[Records excerpted from a collection]
========

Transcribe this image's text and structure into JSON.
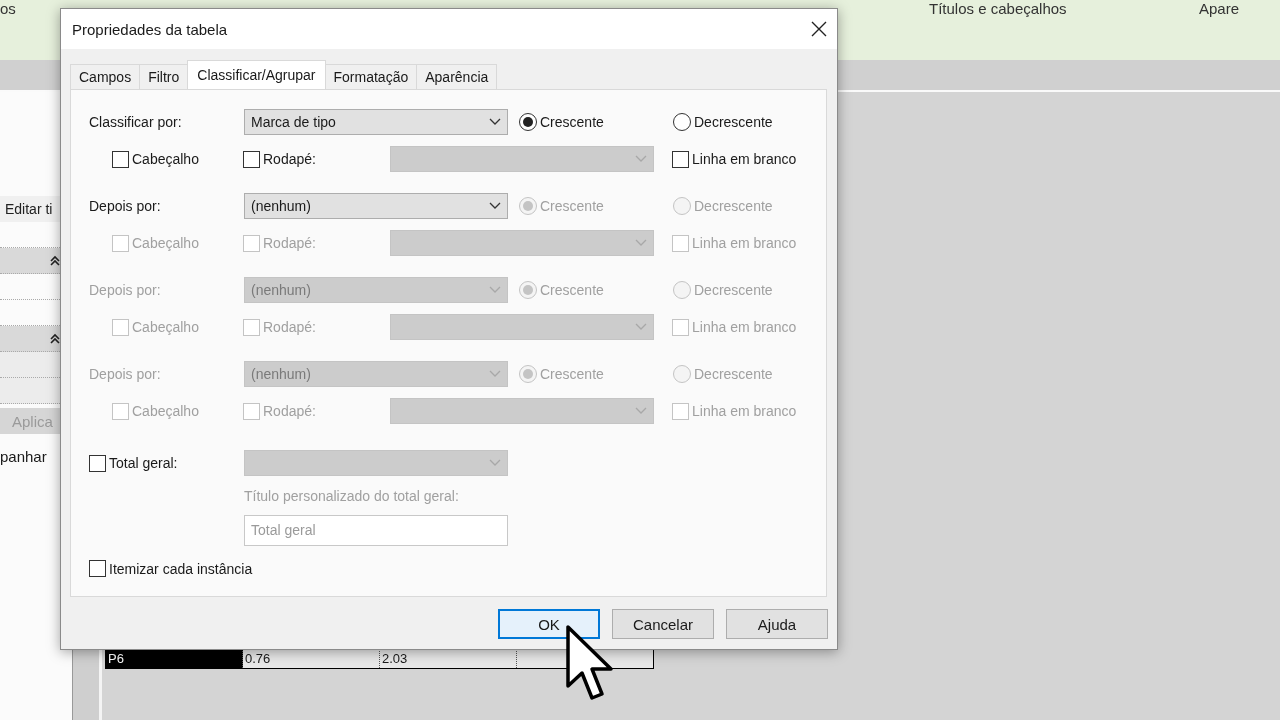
{
  "ribbon": {
    "panel_titles": [
      "os",
      "Títulos e cabeçalhos",
      "Apare"
    ]
  },
  "properties_panel": {
    "edit_button": "Editar ti",
    "apply_button": "Aplica",
    "bottom_text": "panhar"
  },
  "schedule": {
    "rows": [
      {
        "cells": [
          {
            "text": "P6",
            "selected": true
          },
          {
            "text": "0.76",
            "selected": false
          },
          {
            "text": "2.03",
            "selected": false
          }
        ]
      }
    ]
  },
  "dialog": {
    "title": "Propriedades da tabela",
    "tabs": [
      {
        "label": "Campos",
        "selected": false
      },
      {
        "label": "Filtro",
        "selected": false
      },
      {
        "label": "Classificar/Agrupar",
        "selected": true
      },
      {
        "label": "Formatação",
        "selected": false
      },
      {
        "label": "Aparência",
        "selected": false
      }
    ],
    "sort_levels": [
      {
        "label": "Classificar por:",
        "disabled": false,
        "field": "Marca de tipo",
        "orders": [
          {
            "label": "Crescente",
            "selected": true,
            "disabled": false
          },
          {
            "label": "Decrescente",
            "selected": false,
            "disabled": false
          }
        ],
        "header": {
          "label": "Cabeçalho",
          "checked": false,
          "disabled": false
        },
        "footer": {
          "label": "Rodapé:",
          "checked": false,
          "disabled": false
        },
        "blank_line": {
          "label": "Linha em branco",
          "checked": false,
          "disabled": false
        }
      },
      {
        "label": "Depois por:",
        "disabled": false,
        "field": "(nenhum)",
        "orders": [
          {
            "label": "Crescente",
            "selected": true,
            "disabled": true
          },
          {
            "label": "Decrescente",
            "selected": false,
            "disabled": true
          }
        ],
        "header": {
          "label": "Cabeçalho",
          "checked": false,
          "disabled": true
        },
        "footer": {
          "label": "Rodapé:",
          "checked": false,
          "disabled": true
        },
        "blank_line": {
          "label": "Linha em branco",
          "checked": false,
          "disabled": true
        }
      },
      {
        "label": "Depois por:",
        "disabled": true,
        "field": "(nenhum)",
        "orders": [
          {
            "label": "Crescente",
            "selected": true,
            "disabled": true
          },
          {
            "label": "Decrescente",
            "selected": false,
            "disabled": true
          }
        ],
        "header": {
          "label": "Cabeçalho",
          "checked": false,
          "disabled": true
        },
        "footer": {
          "label": "Rodapé:",
          "checked": false,
          "disabled": true
        },
        "blank_line": {
          "label": "Linha em branco",
          "checked": false,
          "disabled": true
        }
      },
      {
        "label": "Depois por:",
        "disabled": true,
        "field": "(nenhum)",
        "orders": [
          {
            "label": "Crescente",
            "selected": true,
            "disabled": true
          },
          {
            "label": "Decrescente",
            "selected": false,
            "disabled": true
          }
        ],
        "header": {
          "label": "Cabeçalho",
          "checked": false,
          "disabled": true
        },
        "footer": {
          "label": "Rodapé:",
          "checked": false,
          "disabled": true
        },
        "blank_line": {
          "label": "Linha em branco",
          "checked": false,
          "disabled": true
        }
      }
    ],
    "grand_total": {
      "label": "Total geral:",
      "checked": false,
      "caption": "Título personalizado do total geral:",
      "value": "Total geral"
    },
    "itemize": {
      "label": "Itemizar cada instância",
      "checked": false
    },
    "buttons": [
      {
        "label": "OK",
        "default": true
      },
      {
        "label": "Cancelar",
        "default": false
      },
      {
        "label": "Ajuda",
        "default": false
      }
    ]
  }
}
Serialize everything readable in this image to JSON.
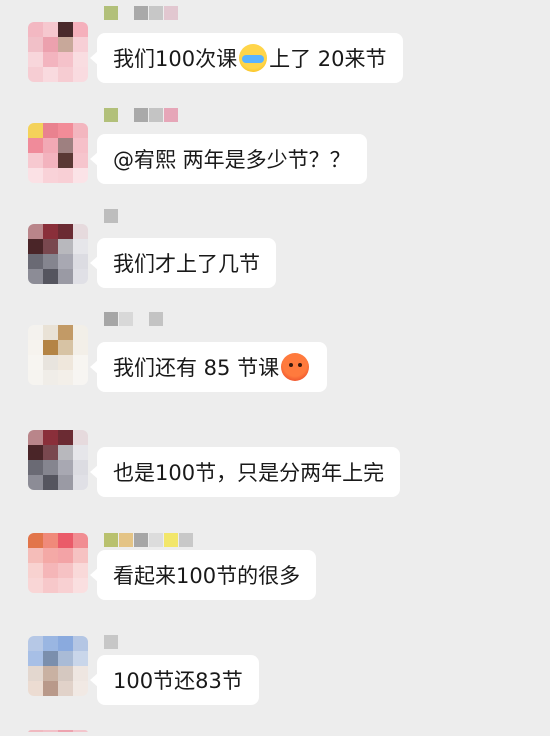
{
  "messages": [
    {
      "parts": [
        "我们100次课",
        "上了 20来节"
      ],
      "emoji": "crying-face-emoji"
    },
    {
      "parts": [
        "@宥熙 两年是多少节？？"
      ]
    },
    {
      "parts": [
        "我们才上了几节"
      ]
    },
    {
      "parts": [
        "我们还有 85 节课"
      ],
      "emoji": "angry-face-emoji"
    },
    {
      "parts": [
        "也是100节，只是分两年上完"
      ]
    },
    {
      "parts": [
        "看起来100节的很多"
      ]
    },
    {
      "parts": [
        "100节还83节"
      ]
    }
  ]
}
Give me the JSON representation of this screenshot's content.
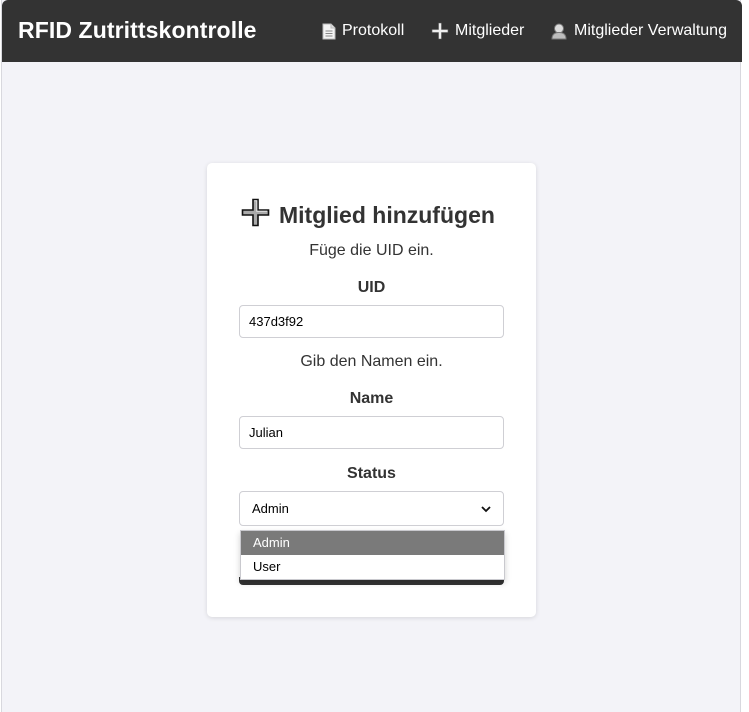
{
  "header": {
    "brand": "RFID Zutrittskontrolle",
    "nav": [
      {
        "label": "Protokoll",
        "icon": "document-icon"
      },
      {
        "label": "Mitglieder",
        "icon": "plus-icon"
      },
      {
        "label": "Mitglieder Verwaltung",
        "icon": "user-icon"
      }
    ]
  },
  "form": {
    "title": "Mitglied hinzufügen",
    "uid_hint": "Füge die UID ein.",
    "uid_label": "UID",
    "uid_value": "437d3f92",
    "name_hint": "Gib den Namen ein.",
    "name_label": "Name",
    "name_value": "Julian",
    "status_label": "Status",
    "status_value": "Admin",
    "status_options": [
      "Admin",
      "User"
    ]
  },
  "colors": {
    "header_bg": "#333333",
    "page_bg": "#f3f3f8",
    "option_highlight": "#7a7a7a"
  }
}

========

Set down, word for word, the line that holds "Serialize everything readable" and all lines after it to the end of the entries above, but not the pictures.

▶ [Solution for this task]:
Serialize everything readable in this image to JSON.
{
  "messages": [
    {
      "parts": [
        "我们100次课",
        "上了 20来节"
      ],
      "emoji": "crying-face-emoji"
    },
    {
      "parts": [
        "@宥熙 两年是多少节？？"
      ]
    },
    {
      "parts": [
        "我们才上了几节"
      ]
    },
    {
      "parts": [
        "我们还有 85 节课"
      ],
      "emoji": "angry-face-emoji"
    },
    {
      "parts": [
        "也是100节，只是分两年上完"
      ]
    },
    {
      "parts": [
        "看起来100节的很多"
      ]
    },
    {
      "parts": [
        "100节还83节"
      ]
    }
  ]
}
Give me the JSON representation of this screenshot's content.
{
  "header": {
    "brand": "RFID Zutrittskontrolle",
    "nav": [
      {
        "label": "Protokoll",
        "icon": "document-icon"
      },
      {
        "label": "Mitglieder",
        "icon": "plus-icon"
      },
      {
        "label": "Mitglieder Verwaltung",
        "icon": "user-icon"
      }
    ]
  },
  "form": {
    "title": "Mitglied hinzufügen",
    "uid_hint": "Füge die UID ein.",
    "uid_label": "UID",
    "uid_value": "437d3f92",
    "name_hint": "Gib den Namen ein.",
    "name_label": "Name",
    "name_value": "Julian",
    "status_label": "Status",
    "status_value": "Admin",
    "status_options": [
      "Admin",
      "User"
    ]
  },
  "colors": {
    "header_bg": "#333333",
    "page_bg": "#f3f3f8",
    "option_highlight": "#7a7a7a"
  }
}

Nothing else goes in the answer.